= TASK STATEMENT =
Check every line of the entries below for the word "включен", and copy the ones that have it.

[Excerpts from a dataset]
+++

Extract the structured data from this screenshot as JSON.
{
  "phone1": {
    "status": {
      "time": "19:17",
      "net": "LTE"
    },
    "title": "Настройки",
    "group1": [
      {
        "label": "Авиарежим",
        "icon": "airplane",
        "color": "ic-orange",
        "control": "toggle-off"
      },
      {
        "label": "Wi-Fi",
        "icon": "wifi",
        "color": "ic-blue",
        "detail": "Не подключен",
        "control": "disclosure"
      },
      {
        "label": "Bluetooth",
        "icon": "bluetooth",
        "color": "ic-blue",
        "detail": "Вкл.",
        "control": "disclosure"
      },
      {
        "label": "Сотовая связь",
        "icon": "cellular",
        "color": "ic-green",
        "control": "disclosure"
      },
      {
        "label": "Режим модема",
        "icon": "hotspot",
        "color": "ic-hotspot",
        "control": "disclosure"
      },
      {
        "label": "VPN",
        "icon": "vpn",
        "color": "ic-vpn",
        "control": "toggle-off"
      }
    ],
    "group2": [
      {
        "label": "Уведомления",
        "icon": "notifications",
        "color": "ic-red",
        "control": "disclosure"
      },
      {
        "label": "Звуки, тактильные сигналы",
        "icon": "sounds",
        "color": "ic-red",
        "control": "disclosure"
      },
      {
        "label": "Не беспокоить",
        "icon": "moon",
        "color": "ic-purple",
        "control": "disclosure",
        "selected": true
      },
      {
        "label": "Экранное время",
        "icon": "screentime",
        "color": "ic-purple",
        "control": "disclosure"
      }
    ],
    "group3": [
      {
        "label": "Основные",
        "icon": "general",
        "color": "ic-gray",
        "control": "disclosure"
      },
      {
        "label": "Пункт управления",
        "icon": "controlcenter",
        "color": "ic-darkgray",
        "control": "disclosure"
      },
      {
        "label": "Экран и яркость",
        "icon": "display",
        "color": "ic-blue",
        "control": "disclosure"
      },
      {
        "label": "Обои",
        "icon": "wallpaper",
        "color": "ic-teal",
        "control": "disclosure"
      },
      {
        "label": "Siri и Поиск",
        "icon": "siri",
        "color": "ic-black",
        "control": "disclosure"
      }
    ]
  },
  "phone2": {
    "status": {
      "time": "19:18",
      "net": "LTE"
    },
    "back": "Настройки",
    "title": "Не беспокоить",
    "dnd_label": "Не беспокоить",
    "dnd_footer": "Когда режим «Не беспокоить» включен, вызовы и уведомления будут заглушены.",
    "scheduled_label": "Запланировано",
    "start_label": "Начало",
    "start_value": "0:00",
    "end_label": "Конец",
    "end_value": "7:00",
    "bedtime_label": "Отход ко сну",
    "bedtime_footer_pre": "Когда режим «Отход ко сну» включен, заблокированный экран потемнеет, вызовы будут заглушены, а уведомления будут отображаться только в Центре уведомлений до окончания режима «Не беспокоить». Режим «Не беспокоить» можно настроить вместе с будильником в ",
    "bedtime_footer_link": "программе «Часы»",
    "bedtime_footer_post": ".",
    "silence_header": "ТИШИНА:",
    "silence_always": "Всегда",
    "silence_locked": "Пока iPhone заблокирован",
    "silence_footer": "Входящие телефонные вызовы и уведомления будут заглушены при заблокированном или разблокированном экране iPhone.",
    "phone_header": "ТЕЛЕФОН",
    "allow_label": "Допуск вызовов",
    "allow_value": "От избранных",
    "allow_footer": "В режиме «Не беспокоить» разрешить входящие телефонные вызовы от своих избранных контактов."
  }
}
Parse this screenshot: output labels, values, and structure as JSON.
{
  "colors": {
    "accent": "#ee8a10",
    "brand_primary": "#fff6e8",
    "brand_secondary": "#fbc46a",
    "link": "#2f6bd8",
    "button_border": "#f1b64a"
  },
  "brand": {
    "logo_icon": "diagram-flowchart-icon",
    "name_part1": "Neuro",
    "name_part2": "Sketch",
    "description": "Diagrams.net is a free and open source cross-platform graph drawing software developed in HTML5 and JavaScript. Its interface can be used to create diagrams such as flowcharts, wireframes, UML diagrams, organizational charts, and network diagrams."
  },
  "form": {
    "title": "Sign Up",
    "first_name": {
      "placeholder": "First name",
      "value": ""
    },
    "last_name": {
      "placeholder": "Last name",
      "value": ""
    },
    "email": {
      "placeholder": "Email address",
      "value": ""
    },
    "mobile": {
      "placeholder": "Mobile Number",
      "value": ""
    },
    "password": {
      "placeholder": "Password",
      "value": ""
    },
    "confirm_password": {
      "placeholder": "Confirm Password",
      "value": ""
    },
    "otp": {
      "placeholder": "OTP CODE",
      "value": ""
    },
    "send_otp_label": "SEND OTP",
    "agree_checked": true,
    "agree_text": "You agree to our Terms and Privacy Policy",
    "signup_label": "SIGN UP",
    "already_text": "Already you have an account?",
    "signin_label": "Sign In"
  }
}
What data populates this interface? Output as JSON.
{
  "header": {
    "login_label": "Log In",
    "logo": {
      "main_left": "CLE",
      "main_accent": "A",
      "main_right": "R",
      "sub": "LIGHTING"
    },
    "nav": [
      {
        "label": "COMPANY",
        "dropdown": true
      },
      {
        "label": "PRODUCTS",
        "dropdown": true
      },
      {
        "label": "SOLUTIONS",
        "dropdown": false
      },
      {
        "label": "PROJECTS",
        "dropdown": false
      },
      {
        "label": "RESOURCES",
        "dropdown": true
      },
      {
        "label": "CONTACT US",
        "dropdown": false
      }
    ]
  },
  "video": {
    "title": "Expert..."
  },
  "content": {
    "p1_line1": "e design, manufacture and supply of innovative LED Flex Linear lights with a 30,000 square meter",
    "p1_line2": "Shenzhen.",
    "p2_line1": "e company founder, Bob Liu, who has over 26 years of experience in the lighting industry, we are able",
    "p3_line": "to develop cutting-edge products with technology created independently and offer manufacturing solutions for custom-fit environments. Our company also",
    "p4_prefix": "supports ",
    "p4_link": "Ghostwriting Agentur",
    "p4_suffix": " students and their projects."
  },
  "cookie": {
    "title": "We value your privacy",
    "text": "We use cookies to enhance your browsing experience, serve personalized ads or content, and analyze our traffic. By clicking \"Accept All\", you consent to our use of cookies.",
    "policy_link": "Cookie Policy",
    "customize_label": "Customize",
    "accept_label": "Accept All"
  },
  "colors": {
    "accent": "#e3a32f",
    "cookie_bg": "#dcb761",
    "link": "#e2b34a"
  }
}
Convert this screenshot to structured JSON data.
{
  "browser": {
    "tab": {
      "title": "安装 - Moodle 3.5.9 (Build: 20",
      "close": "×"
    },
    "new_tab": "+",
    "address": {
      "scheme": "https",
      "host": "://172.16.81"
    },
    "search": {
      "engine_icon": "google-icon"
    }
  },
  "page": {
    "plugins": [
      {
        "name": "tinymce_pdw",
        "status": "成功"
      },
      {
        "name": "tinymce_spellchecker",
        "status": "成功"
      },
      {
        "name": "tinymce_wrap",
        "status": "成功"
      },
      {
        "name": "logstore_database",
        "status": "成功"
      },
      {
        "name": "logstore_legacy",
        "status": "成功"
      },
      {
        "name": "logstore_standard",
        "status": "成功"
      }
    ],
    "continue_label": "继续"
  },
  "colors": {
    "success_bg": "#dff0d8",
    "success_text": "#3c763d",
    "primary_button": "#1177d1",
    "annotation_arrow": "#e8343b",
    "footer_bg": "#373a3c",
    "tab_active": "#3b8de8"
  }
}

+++

= ANSWER FOR THIS EXERCISE =
    "dnd_footer": "Когда режим «Не беспокоить» включен, вызовы и уведомления будут заглушены.",
    "bedtime_footer_pre": "Когда режим «Отход ко сну» включен, заблокированный экран потемнеет, вызовы будут заглушены, а уведомления будут отображаться только в Центре уведомлений до окончания режима «Не беспокоить». Режим «Не беспокоить» можно настроить вместе с будильником в ",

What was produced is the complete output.